-- Opening Marker --

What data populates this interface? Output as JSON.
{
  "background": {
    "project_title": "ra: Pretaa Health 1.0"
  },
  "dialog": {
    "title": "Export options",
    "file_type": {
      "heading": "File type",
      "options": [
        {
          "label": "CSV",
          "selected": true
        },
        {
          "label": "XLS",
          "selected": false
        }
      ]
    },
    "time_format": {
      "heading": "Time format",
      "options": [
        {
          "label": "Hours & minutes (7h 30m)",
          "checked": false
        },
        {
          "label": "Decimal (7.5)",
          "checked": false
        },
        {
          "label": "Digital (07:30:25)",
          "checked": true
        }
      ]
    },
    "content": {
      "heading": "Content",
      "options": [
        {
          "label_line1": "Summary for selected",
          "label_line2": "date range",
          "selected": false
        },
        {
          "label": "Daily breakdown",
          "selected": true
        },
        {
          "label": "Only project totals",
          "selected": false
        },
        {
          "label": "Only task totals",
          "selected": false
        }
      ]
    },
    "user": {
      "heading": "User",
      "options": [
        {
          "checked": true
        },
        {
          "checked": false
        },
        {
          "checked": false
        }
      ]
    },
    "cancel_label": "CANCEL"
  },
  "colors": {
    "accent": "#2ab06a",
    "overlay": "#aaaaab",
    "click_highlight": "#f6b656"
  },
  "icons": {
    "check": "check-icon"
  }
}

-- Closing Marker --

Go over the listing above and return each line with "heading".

Task response -
      "heading": "File type",
      "heading": "Time format",
      "heading": "Content",
      "heading": "User",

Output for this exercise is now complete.